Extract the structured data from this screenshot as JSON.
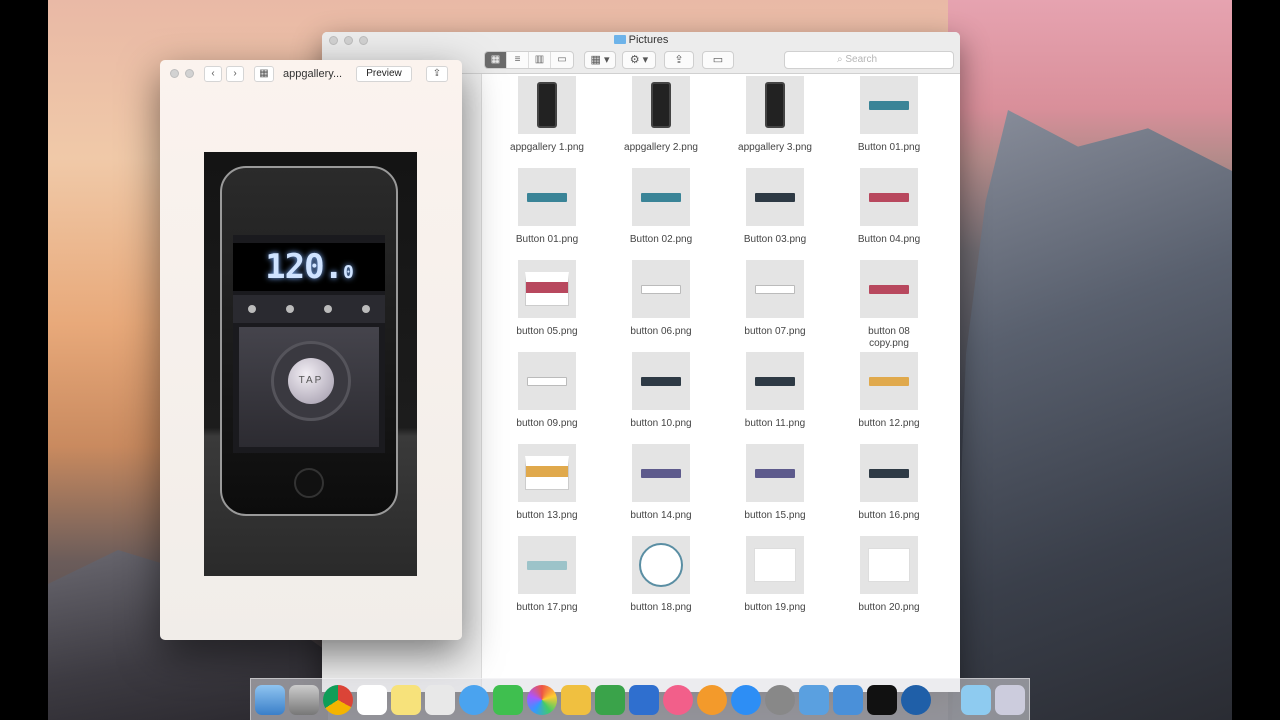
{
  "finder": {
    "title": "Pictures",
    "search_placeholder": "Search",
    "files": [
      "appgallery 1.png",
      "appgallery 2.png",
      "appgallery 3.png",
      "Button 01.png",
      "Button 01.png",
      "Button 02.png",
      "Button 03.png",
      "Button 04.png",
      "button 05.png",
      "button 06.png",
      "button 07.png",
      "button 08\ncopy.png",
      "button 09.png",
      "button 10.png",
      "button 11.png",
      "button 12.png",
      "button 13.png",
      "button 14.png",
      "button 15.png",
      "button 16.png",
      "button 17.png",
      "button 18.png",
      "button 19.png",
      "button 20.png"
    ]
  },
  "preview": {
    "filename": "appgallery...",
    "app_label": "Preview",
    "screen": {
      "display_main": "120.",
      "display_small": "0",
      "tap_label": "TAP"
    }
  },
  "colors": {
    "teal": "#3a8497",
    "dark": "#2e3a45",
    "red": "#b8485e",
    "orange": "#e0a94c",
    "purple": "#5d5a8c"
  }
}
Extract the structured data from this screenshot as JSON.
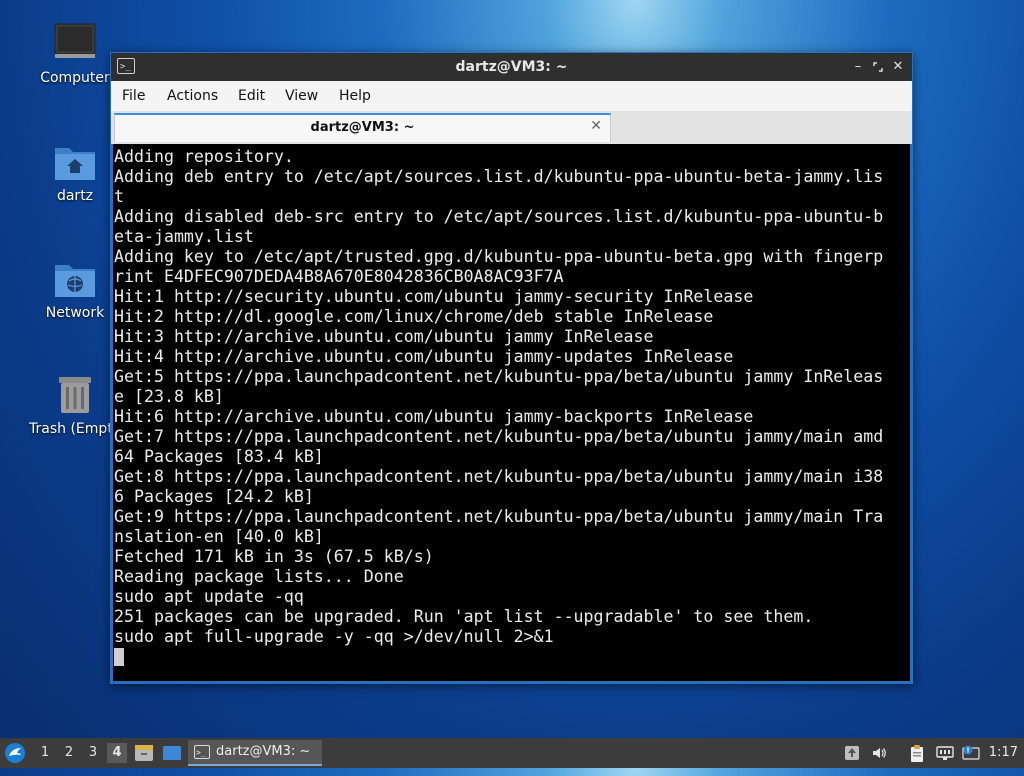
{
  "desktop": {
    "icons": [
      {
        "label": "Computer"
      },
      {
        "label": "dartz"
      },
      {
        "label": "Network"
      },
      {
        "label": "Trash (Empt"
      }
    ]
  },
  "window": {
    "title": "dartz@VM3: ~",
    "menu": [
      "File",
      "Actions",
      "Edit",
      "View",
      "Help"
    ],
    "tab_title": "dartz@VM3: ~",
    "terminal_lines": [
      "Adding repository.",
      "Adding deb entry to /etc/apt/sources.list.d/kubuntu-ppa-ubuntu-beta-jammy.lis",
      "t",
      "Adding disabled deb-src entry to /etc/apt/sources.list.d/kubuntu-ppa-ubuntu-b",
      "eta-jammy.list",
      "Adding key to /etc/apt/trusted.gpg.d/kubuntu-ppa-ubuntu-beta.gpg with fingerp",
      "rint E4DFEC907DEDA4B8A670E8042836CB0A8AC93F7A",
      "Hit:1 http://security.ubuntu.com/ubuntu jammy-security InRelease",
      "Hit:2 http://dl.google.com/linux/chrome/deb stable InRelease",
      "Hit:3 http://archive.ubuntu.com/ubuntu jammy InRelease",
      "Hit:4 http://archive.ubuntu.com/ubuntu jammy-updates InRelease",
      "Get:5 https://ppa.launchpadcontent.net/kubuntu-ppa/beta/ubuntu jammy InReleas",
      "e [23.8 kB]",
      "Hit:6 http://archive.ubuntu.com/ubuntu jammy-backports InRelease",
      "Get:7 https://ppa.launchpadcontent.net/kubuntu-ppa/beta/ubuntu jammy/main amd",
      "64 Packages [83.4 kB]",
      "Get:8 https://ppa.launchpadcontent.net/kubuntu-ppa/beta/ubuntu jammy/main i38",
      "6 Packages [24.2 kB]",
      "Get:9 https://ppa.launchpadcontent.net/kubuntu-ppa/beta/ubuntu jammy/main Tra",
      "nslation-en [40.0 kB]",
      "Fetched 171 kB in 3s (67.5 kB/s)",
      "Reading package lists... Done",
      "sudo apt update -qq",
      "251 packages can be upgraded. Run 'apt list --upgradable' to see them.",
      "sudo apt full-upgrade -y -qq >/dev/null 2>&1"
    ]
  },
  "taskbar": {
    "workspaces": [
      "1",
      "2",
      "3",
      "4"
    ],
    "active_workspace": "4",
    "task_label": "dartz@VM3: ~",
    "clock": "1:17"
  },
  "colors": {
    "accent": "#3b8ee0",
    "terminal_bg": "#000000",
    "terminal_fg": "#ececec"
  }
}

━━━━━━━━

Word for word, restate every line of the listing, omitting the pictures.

Extract the structured data from this screenshot as JSON.
{
  "finder": {
    "title": "Pictures",
    "search_placeholder": "Search",
    "files": [
      "appgallery 1.png",
      "appgallery 2.png",
      "appgallery 3.png",
      "Button 01.png",
      "Button 01.png",
      "Button 02.png",
      "Button 03.png",
      "Button 04.png",
      "button 05.png",
      "button 06.png",
      "button 07.png",
      "button 08\ncopy.png",
      "button 09.png",
      "button 10.png",
      "button 11.png",
      "button 12.png",
      "button 13.png",
      "button 14.png",
      "button 15.png",
      "button 16.png",
      "button 17.png",
      "button 18.png",
      "button 19.png",
      "button 20.png"
    ]
  },
  "preview": {
    "filename": "appgallery...",
    "app_label": "Preview",
    "screen": {
      "display_main": "120.",
      "display_small": "0",
      "tap_label": "TAP"
    }
  },
  "colors": {
    "teal": "#3a8497",
    "dark": "#2e3a45",
    "red": "#b8485e",
    "orange": "#e0a94c",
    "purple": "#5d5a8c"
  }
}
Extract the structured data from this screenshot as JSON.
{
  "desktop": {
    "icons": [
      {
        "label": "Computer"
      },
      {
        "label": "dartz"
      },
      {
        "label": "Network"
      },
      {
        "label": "Trash (Empt"
      }
    ]
  },
  "window": {
    "title": "dartz@VM3: ~",
    "menu": [
      "File",
      "Actions",
      "Edit",
      "View",
      "Help"
    ],
    "tab_title": "dartz@VM3: ~",
    "terminal_lines": [
      "Adding repository.",
      "Adding deb entry to /etc/apt/sources.list.d/kubuntu-ppa-ubuntu-beta-jammy.lis",
      "t",
      "Adding disabled deb-src entry to /etc/apt/sources.list.d/kubuntu-ppa-ubuntu-b",
      "eta-jammy.list",
      "Adding key to /etc/apt/trusted.gpg.d/kubuntu-ppa-ubuntu-beta.gpg with fingerp",
      "rint E4DFEC907DEDA4B8A670E8042836CB0A8AC93F7A",
      "Hit:1 http://security.ubuntu.com/ubuntu jammy-security InRelease",
      "Hit:2 http://dl.google.com/linux/chrome/deb stable InRelease",
      "Hit:3 http://archive.ubuntu.com/ubuntu jammy InRelease",
      "Hit:4 http://archive.ubuntu.com/ubuntu jammy-updates InRelease",
      "Get:5 https://ppa.launchpadcontent.net/kubuntu-ppa/beta/ubuntu jammy InReleas",
      "e [23.8 kB]",
      "Hit:6 http://archive.ubuntu.com/ubuntu jammy-backports InRelease",
      "Get:7 https://ppa.launchpadcontent.net/kubuntu-ppa/beta/ubuntu jammy/main amd",
      "64 Packages [83.4 kB]",
      "Get:8 https://ppa.launchpadcontent.net/kubuntu-ppa/beta/ubuntu jammy/main i38",
      "6 Packages [24.2 kB]",
      "Get:9 https://ppa.launchpadcontent.net/kubuntu-ppa/beta/ubuntu jammy/main Tra",
      "nslation-en [40.0 kB]",
      "Fetched 171 kB in 3s (67.5 kB/s)",
      "Reading package lists... Done",
      "sudo apt update -qq",
      "251 packages can be upgraded. Run 'apt list --upgradable' to see them.",
      "sudo apt full-upgrade -y -qq >/dev/null 2>&1"
    ]
  },
  "taskbar": {
    "workspaces": [
      "1",
      "2",
      "3",
      "4"
    ],
    "active_workspace": "4",
    "task_label": "dartz@VM3: ~",
    "clock": "1:17"
  },
  "colors": {
    "accent": "#3b8ee0",
    "terminal_bg": "#000000",
    "terminal_fg": "#ececec"
  }
}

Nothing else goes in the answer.